What you are asked to do:
Copy out every line of the records in which "selection" can be found.

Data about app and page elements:

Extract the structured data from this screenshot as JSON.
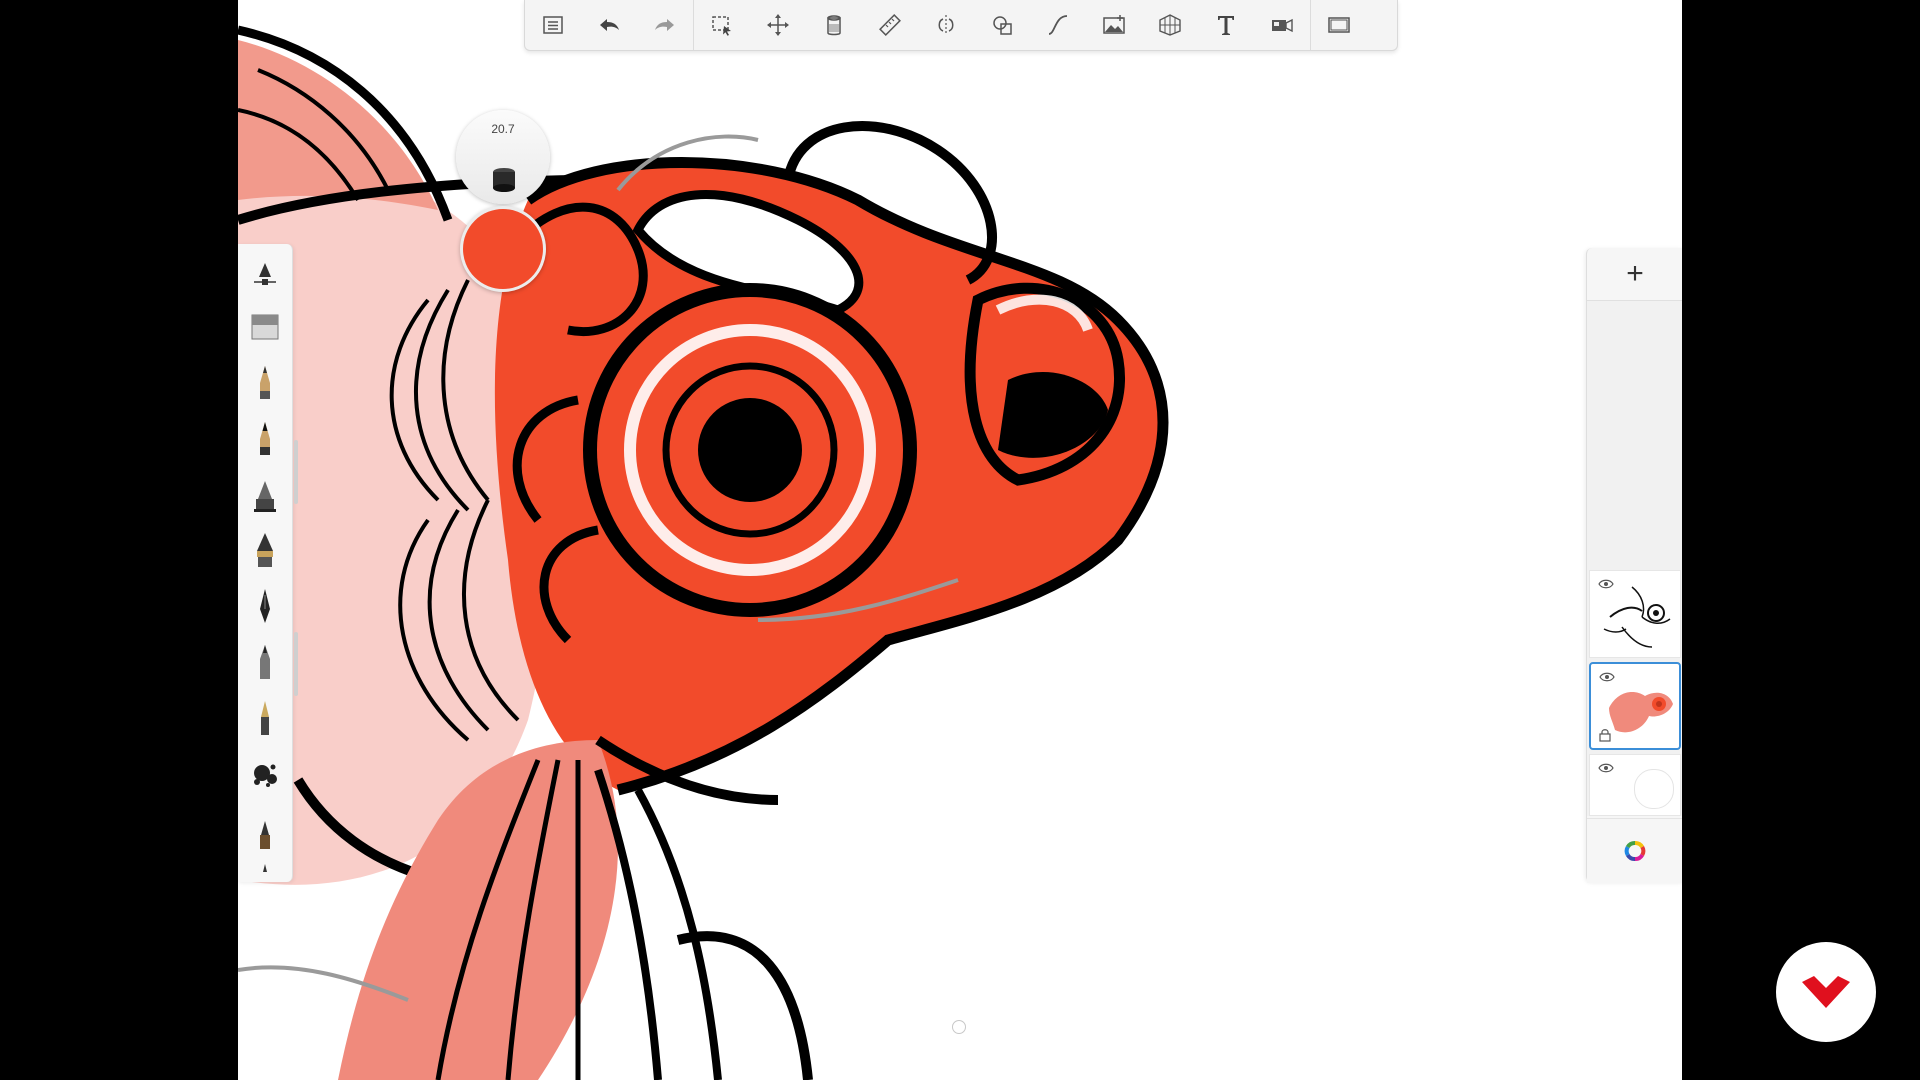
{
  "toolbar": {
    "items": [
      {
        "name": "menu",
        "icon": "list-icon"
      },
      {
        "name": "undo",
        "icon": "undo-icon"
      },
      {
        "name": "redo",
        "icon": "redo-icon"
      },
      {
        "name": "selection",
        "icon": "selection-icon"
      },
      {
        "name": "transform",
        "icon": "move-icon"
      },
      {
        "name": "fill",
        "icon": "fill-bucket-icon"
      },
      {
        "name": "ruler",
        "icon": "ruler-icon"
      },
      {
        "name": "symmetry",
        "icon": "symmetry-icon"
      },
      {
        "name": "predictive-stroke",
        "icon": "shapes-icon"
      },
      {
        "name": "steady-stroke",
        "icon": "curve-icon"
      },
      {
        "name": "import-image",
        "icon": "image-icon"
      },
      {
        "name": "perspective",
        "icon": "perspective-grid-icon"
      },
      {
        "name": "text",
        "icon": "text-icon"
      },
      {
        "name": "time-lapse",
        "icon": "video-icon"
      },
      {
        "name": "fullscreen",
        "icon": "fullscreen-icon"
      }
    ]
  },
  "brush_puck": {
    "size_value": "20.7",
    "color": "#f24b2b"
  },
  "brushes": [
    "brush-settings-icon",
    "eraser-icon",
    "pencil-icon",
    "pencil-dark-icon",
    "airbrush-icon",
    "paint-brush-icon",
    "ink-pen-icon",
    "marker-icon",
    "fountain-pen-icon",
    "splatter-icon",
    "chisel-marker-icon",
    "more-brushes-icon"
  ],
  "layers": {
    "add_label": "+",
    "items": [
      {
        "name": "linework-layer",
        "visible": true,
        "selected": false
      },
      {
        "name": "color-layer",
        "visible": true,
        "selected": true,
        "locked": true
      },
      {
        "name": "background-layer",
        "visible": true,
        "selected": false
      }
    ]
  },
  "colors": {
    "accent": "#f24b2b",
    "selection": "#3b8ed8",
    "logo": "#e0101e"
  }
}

Answer space:
        "name": "selection",
        "icon": "selection-icon"
    "selection": "#3b8ed8",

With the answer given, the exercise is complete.